** To do **
Word for word, reproduce each entry.

-=-=-

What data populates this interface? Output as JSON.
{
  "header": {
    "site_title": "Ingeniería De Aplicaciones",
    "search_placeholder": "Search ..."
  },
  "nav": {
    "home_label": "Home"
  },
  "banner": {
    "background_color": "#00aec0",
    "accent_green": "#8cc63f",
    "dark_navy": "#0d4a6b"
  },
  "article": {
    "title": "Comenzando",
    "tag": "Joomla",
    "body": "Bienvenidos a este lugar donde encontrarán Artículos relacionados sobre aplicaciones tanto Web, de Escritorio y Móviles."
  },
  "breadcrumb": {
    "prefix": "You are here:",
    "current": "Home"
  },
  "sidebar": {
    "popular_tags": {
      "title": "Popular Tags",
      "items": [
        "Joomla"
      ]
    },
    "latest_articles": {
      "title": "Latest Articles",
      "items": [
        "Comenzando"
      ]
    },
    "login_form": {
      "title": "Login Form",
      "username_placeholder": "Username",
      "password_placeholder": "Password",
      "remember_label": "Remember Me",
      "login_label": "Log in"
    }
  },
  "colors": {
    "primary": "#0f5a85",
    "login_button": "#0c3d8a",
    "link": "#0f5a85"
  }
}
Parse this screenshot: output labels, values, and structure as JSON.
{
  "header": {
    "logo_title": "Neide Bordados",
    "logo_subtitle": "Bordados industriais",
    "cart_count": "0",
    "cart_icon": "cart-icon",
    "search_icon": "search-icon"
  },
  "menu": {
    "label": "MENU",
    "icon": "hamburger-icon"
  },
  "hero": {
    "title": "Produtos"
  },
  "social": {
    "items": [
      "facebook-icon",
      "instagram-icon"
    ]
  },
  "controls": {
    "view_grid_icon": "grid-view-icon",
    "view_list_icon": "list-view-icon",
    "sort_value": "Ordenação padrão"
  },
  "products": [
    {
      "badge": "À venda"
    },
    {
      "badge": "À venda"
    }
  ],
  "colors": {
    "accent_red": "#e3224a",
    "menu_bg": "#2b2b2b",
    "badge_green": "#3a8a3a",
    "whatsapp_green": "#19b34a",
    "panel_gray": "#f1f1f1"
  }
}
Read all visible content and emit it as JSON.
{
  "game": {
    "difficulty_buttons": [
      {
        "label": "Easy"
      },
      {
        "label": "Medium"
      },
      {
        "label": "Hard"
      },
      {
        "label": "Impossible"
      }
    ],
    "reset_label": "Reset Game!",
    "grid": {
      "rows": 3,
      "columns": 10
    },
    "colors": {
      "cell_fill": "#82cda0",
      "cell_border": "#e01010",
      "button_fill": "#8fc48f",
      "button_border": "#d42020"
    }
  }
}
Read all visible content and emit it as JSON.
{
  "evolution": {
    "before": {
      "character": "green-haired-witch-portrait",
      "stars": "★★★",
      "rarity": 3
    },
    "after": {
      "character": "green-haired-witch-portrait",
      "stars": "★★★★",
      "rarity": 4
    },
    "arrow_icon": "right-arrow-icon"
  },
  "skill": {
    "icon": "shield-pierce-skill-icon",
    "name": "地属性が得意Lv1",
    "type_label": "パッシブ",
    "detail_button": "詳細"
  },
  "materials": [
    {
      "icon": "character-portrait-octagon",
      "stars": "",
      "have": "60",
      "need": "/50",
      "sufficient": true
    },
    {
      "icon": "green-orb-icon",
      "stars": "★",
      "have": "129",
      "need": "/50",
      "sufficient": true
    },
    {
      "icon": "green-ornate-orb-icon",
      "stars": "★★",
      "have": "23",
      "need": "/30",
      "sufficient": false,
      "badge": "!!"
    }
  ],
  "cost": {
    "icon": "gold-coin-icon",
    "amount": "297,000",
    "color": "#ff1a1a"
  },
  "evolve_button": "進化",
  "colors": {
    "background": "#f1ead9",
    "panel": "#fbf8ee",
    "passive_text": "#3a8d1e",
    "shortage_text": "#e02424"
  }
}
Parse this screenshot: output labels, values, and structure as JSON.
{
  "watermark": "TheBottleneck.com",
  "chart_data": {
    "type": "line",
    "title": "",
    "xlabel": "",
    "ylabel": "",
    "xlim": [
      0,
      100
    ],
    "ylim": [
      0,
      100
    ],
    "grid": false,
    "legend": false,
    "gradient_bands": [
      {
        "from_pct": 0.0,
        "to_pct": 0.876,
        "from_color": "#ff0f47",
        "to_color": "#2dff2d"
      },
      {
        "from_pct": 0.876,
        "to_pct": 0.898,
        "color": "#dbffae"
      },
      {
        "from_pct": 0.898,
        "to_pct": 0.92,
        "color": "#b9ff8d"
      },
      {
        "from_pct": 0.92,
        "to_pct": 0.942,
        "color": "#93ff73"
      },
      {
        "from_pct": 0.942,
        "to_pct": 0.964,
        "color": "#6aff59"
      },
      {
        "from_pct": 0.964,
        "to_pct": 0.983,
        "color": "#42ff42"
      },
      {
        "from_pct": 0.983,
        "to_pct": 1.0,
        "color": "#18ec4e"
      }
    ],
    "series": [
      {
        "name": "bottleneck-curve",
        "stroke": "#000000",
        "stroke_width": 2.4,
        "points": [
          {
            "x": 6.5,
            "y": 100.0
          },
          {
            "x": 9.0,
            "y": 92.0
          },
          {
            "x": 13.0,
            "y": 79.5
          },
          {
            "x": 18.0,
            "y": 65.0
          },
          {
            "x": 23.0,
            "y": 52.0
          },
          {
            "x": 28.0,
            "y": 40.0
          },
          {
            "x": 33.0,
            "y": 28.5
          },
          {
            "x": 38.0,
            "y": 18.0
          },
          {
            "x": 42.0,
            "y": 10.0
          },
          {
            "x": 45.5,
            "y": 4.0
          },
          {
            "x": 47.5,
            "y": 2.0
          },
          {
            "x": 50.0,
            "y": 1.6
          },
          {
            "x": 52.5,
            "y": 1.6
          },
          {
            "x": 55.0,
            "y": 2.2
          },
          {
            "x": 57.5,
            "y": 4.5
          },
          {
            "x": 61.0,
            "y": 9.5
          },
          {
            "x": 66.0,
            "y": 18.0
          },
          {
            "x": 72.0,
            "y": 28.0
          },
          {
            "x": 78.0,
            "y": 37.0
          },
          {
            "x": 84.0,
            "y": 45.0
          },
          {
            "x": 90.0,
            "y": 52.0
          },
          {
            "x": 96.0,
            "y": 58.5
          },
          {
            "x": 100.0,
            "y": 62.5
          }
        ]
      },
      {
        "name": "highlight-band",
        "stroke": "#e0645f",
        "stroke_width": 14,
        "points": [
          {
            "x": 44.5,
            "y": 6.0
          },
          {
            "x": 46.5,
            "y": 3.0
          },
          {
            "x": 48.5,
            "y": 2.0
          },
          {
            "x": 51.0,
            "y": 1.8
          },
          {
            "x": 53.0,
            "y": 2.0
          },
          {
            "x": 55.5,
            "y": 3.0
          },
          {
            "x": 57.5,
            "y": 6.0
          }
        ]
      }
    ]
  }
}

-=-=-

** Answer space **
What data populates this interface? Output as JSON.
{
  "header": {
    "site_title": "Ingeniería De Aplicaciones",
    "search_placeholder": "Search ..."
  },
  "nav": {
    "home_label": "Home"
  },
  "banner": {
    "background_color": "#00aec0",
    "accent_green": "#8cc63f",
    "dark_navy": "#0d4a6b"
  },
  "article": {
    "title": "Comenzando",
    "tag": "Joomla",
    "body": "Bienvenidos a este lugar donde encontrarán Artículos relacionados sobre aplicaciones tanto Web, de Escritorio y Móviles."
  },
  "breadcrumb": {
    "prefix": "You are here:",
    "current": "Home"
  },
  "sidebar": {
    "popular_tags": {
      "title": "Popular Tags",
      "items": [
        "Joomla"
      ]
    },
    "latest_articles": {
      "title": "Latest Articles",
      "items": [
        "Comenzando"
      ]
    },
    "login_form": {
      "title": "Login Form",
      "username_placeholder": "Username",
      "password_placeholder": "Password",
      "remember_label": "Remember Me",
      "login_label": "Log in"
    }
  },
  "colors": {
    "primary": "#0f5a85",
    "login_button": "#0c3d8a",
    "link": "#0f5a85"
  }
}
Parse this screenshot: output labels, values, and structure as JSON.
{
  "header": {
    "logo_title": "Neide Bordados",
    "logo_subtitle": "Bordados industriais",
    "cart_count": "0",
    "cart_icon": "cart-icon",
    "search_icon": "search-icon"
  },
  "menu": {
    "label": "MENU",
    "icon": "hamburger-icon"
  },
  "hero": {
    "title": "Produtos"
  },
  "social": {
    "items": [
      "facebook-icon",
      "instagram-icon"
    ]
  },
  "controls": {
    "view_grid_icon": "grid-view-icon",
    "view_list_icon": "list-view-icon",
    "sort_value": "Ordenação padrão"
  },
  "products": [
    {
      "badge": "À venda"
    },
    {
      "badge": "À venda"
    }
  ],
  "colors": {
    "accent_red": "#e3224a",
    "menu_bg": "#2b2b2b",
    "badge_green": "#3a8a3a",
    "whatsapp_green": "#19b34a",
    "panel_gray": "#f1f1f1"
  }
}
Read all visible content and emit it as JSON.
{
  "game": {
    "difficulty_buttons": [
      {
        "label": "Easy"
      },
      {
        "label": "Medium"
      },
      {
        "label": "Hard"
      },
      {
        "label": "Impossible"
      }
    ],
    "reset_label": "Reset Game!",
    "grid": {
      "rows": 3,
      "columns": 10
    },
    "colors": {
      "cell_fill": "#82cda0",
      "cell_border": "#e01010",
      "button_fill": "#8fc48f",
      "button_border": "#d42020"
    }
  }
}
Read all visible content and emit it as JSON.
{
  "evolution": {
    "before": {
      "character": "green-haired-witch-portrait",
      "stars": "★★★",
      "rarity": 3
    },
    "after": {
      "character": "green-haired-witch-portrait",
      "stars": "★★★★",
      "rarity": 4
    },
    "arrow_icon": "right-arrow-icon"
  },
  "skill": {
    "icon": "shield-pierce-skill-icon",
    "name": "地属性が得意Lv1",
    "type_label": "パッシブ",
    "detail_button": "詳細"
  },
  "materials": [
    {
      "icon": "character-portrait-octagon",
      "stars": "",
      "have": "60",
      "need": "/50",
      "sufficient": true
    },
    {
      "icon": "green-orb-icon",
      "stars": "★",
      "have": "129",
      "need": "/50",
      "sufficient": true
    },
    {
      "icon": "green-ornate-orb-icon",
      "stars": "★★",
      "have": "23",
      "need": "/30",
      "sufficient": false,
      "badge": "!!"
    }
  ],
  "cost": {
    "icon": "gold-coin-icon",
    "amount": "297,000",
    "color": "#ff1a1a"
  },
  "evolve_button": "進化",
  "colors": {
    "background": "#f1ead9",
    "panel": "#fbf8ee",
    "passive_text": "#3a8d1e",
    "shortage_text": "#e02424"
  }
}
Parse this screenshot: output labels, values, and structure as JSON.
{
  "watermark": "TheBottleneck.com",
  "chart_data": {
    "type": "line",
    "title": "",
    "xlabel": "",
    "ylabel": "",
    "xlim": [
      0,
      100
    ],
    "ylim": [
      0,
      100
    ],
    "grid": false,
    "legend": false,
    "gradient_bands": [
      {
        "from_pct": 0.0,
        "to_pct": 0.876,
        "from_color": "#ff0f47",
        "to_color": "#2dff2d"
      },
      {
        "from_pct": 0.876,
        "to_pct": 0.898,
        "color": "#dbffae"
      },
      {
        "from_pct": 0.898,
        "to_pct": 0.92,
        "color": "#b9ff8d"
      },
      {
        "from_pct": 0.92,
        "to_pct": 0.942,
        "color": "#93ff73"
      },
      {
        "from_pct": 0.942,
        "to_pct": 0.964,
        "color": "#6aff59"
      },
      {
        "from_pct": 0.964,
        "to_pct": 0.983,
        "color": "#42ff42"
      },
      {
        "from_pct": 0.983,
        "to_pct": 1.0,
        "color": "#18ec4e"
      }
    ],
    "series": [
      {
        "name": "bottleneck-curve",
        "stroke": "#000000",
        "stroke_width": 2.4,
        "points": [
          {
            "x": 6.5,
            "y": 100.0
          },
          {
            "x": 9.0,
            "y": 92.0
          },
          {
            "x": 13.0,
            "y": 79.5
          },
          {
            "x": 18.0,
            "y": 65.0
          },
          {
            "x": 23.0,
            "y": 52.0
          },
          {
            "x": 28.0,
            "y": 40.0
          },
          {
            "x": 33.0,
            "y": 28.5
          },
          {
            "x": 38.0,
            "y": 18.0
          },
          {
            "x": 42.0,
            "y": 10.0
          },
          {
            "x": 45.5,
            "y": 4.0
          },
          {
            "x": 47.5,
            "y": 2.0
          },
          {
            "x": 50.0,
            "y": 1.6
          },
          {
            "x": 52.5,
            "y": 1.6
          },
          {
            "x": 55.0,
            "y": 2.2
          },
          {
            "x": 57.5,
            "y": 4.5
          },
          {
            "x": 61.0,
            "y": 9.5
          },
          {
            "x": 66.0,
            "y": 18.0
          },
          {
            "x": 72.0,
            "y": 28.0
          },
          {
            "x": 78.0,
            "y": 37.0
          },
          {
            "x": 84.0,
            "y": 45.0
          },
          {
            "x": 90.0,
            "y": 52.0
          },
          {
            "x": 96.0,
            "y": 58.5
          },
          {
            "x": 100.0,
            "y": 62.5
          }
        ]
      },
      {
        "name": "highlight-band",
        "stroke": "#e0645f",
        "stroke_width": 14,
        "points": [
          {
            "x": 44.5,
            "y": 6.0
          },
          {
            "x": 46.5,
            "y": 3.0
          },
          {
            "x": 48.5,
            "y": 2.0
          },
          {
            "x": 51.0,
            "y": 1.8
          },
          {
            "x": 53.0,
            "y": 2.0
          },
          {
            "x": 55.5,
            "y": 3.0
          },
          {
            "x": 57.5,
            "y": 6.0
          }
        ]
      }
    ]
  }
}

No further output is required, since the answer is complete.